AIM OF THE TASK:
In the listing below, how many lines contain the string "JSON"? Answer with the number only.

TASK MATERIAL:
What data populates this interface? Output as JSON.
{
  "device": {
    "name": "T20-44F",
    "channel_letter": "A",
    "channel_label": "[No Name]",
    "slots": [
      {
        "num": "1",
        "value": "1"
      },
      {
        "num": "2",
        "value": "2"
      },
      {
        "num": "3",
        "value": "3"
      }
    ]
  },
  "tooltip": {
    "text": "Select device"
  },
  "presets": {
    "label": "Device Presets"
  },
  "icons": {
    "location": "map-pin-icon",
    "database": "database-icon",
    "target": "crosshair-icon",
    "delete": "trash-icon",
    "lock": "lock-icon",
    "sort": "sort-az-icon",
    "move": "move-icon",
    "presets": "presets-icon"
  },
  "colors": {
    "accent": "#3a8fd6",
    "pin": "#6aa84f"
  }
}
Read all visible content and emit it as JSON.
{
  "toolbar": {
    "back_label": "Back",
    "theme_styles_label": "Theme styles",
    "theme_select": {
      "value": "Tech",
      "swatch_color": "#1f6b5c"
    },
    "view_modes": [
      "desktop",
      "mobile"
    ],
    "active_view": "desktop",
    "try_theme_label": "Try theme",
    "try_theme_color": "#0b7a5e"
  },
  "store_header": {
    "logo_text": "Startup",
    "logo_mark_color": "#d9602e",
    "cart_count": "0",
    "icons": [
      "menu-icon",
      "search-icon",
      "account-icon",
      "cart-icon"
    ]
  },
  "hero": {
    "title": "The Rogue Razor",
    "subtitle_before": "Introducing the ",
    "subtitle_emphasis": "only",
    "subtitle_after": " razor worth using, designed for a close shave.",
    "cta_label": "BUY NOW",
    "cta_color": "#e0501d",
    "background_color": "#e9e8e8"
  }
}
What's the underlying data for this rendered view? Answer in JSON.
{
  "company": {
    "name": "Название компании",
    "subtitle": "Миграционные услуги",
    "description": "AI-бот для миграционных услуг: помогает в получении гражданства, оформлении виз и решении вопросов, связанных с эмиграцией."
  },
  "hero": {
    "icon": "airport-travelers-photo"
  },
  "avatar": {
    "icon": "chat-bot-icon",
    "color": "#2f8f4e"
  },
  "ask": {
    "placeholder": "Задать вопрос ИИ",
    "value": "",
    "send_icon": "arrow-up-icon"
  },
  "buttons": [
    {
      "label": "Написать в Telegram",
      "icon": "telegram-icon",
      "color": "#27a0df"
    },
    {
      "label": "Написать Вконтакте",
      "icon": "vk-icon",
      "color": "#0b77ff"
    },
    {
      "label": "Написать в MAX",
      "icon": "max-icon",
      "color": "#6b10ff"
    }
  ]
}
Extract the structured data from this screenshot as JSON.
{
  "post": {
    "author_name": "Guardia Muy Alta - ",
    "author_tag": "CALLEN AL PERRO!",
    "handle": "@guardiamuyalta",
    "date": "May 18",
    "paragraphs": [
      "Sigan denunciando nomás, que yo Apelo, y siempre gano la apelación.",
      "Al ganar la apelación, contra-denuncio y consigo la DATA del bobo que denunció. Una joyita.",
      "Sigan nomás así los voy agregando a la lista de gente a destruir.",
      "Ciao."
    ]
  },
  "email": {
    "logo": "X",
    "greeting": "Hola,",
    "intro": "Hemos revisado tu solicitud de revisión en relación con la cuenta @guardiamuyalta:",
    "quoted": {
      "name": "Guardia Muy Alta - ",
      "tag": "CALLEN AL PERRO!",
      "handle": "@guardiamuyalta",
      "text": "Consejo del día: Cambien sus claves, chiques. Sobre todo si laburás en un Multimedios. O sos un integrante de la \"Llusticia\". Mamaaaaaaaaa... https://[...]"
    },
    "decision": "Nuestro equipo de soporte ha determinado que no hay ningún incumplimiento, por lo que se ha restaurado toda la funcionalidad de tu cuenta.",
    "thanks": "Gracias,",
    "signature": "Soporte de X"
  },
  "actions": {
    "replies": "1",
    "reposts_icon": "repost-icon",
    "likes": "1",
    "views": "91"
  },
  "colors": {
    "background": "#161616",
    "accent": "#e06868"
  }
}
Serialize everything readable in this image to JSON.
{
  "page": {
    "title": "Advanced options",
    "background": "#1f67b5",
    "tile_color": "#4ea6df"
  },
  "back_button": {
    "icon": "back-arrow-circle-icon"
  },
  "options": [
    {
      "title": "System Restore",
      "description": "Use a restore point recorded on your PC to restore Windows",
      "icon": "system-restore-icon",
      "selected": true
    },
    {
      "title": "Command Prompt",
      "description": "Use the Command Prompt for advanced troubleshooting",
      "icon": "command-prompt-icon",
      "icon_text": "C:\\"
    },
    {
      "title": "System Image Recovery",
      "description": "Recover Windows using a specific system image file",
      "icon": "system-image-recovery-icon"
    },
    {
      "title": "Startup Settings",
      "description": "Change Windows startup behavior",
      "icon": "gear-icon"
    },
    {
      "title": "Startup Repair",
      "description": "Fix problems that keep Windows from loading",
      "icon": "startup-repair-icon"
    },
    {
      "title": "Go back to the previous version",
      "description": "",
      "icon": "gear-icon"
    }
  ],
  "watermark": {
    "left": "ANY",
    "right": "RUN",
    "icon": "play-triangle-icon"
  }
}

RESPONSE:
5